“House” and “Banshee” veteran Greg Yaitanes invites her to the set
Anne Sweeney wants to shadow TV directors as she transitions into directing, and she has at least one solid offer.
Greg Yaitanes, the “Banshee” executive producer and Emmy winner for his direction on “House,” says Sweeney is more than welcome on his set as she moves into directing and leaves her job as president of Disney/ABC Television Group.
“Anne Sweeney has an open door to come shadow at ‘Banshee’ if she wants,” he told TheWrap on Thursday.
Yaitanes has directed many ABC shows – from “Lost” to “Grey’s Anatomy” – but hasn’t met Sweeney personally. We noted that some younger directors might wonder if Sweeney, who is 56, could transition into directing without her wealth of industry contacts.
“I often tell young people not to be concerned with what other people are doing,” said Yaitanes. “There’s a great quote from ‘The Sopranos.’ Tony Soprano says, ‘There’s plenty of garbage for everybody.'”

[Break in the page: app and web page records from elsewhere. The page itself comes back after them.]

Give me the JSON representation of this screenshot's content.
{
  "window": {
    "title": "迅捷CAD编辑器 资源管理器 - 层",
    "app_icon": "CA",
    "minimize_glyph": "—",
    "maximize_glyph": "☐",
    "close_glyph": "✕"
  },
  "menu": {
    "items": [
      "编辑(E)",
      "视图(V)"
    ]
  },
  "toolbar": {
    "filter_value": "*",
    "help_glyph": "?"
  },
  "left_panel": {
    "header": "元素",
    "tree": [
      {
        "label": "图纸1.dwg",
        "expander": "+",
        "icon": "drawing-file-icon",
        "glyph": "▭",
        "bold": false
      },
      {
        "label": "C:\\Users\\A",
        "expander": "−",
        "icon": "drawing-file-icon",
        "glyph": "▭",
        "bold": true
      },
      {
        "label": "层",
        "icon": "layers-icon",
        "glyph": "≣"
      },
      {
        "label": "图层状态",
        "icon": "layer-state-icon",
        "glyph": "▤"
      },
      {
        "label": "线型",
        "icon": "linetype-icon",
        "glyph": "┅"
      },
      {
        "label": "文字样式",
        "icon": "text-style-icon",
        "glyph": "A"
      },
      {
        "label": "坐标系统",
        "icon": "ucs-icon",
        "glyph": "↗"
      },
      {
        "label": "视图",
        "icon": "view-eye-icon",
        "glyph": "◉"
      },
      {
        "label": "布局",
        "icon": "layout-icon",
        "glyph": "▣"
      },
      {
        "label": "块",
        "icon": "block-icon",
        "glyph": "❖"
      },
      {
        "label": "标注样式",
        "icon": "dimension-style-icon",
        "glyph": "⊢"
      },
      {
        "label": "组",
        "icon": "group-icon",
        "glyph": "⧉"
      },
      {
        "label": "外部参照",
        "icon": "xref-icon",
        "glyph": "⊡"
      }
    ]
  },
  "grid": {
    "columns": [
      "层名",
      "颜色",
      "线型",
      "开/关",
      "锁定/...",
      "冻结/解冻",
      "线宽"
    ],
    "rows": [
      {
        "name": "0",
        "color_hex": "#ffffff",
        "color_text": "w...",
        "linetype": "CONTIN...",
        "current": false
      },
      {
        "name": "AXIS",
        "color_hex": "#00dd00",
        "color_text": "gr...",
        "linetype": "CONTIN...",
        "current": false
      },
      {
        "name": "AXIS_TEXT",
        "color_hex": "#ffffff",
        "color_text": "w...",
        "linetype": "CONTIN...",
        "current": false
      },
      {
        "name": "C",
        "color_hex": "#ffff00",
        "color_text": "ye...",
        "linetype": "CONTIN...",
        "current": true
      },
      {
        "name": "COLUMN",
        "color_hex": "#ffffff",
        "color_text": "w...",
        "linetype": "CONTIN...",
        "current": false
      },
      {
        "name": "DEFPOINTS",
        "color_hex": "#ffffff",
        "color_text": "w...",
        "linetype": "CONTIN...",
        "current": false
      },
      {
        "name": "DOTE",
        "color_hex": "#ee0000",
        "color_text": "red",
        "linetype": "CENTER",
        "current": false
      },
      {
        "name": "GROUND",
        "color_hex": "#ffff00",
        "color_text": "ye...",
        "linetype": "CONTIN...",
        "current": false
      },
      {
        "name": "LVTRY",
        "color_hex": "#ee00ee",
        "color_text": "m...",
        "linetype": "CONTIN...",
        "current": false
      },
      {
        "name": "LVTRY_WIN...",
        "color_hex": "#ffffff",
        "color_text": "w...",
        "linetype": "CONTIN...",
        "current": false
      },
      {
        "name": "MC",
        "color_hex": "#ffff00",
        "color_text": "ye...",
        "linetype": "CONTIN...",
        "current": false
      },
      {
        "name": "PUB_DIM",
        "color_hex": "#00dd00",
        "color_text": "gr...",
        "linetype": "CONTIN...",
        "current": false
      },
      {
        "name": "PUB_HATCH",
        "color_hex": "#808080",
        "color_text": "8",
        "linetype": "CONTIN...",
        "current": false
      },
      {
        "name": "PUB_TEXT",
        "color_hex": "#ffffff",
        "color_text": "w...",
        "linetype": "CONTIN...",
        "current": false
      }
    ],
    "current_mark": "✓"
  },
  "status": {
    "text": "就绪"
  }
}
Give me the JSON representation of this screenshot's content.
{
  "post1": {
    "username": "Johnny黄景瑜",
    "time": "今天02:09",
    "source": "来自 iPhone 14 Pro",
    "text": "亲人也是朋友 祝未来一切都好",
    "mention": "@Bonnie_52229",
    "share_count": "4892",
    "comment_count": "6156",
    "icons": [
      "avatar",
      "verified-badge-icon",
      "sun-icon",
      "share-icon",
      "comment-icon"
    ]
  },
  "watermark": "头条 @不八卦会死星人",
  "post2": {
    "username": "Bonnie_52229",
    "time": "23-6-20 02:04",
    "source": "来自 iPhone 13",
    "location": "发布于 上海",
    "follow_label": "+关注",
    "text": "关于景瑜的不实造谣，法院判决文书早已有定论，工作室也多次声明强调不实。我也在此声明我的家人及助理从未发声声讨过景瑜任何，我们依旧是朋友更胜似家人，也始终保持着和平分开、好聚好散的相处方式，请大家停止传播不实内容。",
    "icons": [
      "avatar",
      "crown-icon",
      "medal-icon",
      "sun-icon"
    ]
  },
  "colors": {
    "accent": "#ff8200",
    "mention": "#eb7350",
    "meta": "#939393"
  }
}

“You have to look at Anne Sweeney as someone who has fostered an enormous amount of talent, and enormous amount of success,” he added. “And anybody scratching their head wondering, would she get there without her connections, well, it’s quite the opposite: Would all those other people and all those other directors have succeeded without her guidance?”
Besides being a director, Yaitanes is an investor in Twitter and other companies who is known for applying business principles to running shows. (Click here to read about his “one olive” principle.) Yaitanes said Sweeney’s business acumen could make her an excellent director.
TheWrap: Do you think the skills of being an executive translate well to the skills of being a director?
Greg Yaitanes: Absolutely. I always feel like when I’m running a show I’m the accidental CEO. I came into the job as a director, but especially transitioning into producing, I find that I’m suddenly running a company. So somebody coming in with great management skills is a tremendous asset.
I’d love to see more directors and more producers learn more about management. Because as much as you’re driving the creative process, you’re also running a company with 200 people with the crew of any TV show. Understanding getting the best out of people, understanding what management actually is, is a phenomenal asset. If she can match that with the creativity that she has as an [executive], she’ll be a pretty powerful force in TV directing.
Does the transition make sense?
I applaud why she’s doing it. When you have a calling to the creative process and you’ve accomplished what you’ve accomplished, that’s phenomenal that she’s willing to reinvent herself. And that she wants to shadow and learn the process. She’s not coming into it thinking that she already has everything figured out. She’s very open to learning, and I think that’s also a tremendous asset. Knowing what you don’t know is such a rare skill in this business.
And the fact that she’s willing to learn and has so many great people to mentor her also has a larger message about the importance of mentorship in our business. We have a responsibility as filmmakers and storytellers to pass that on to the next generation.
And I do feel that women are underrepresented as directors. And I love seeing that grow.
What’s the biggest challenge she’ll face?
The thing that I love about television and that I love about my business is every single day I learn something, and every single day my job is different. The challenge is the exciting part of the job.
The Season 2 finale of “Banshee” airs Friday on Cinemax.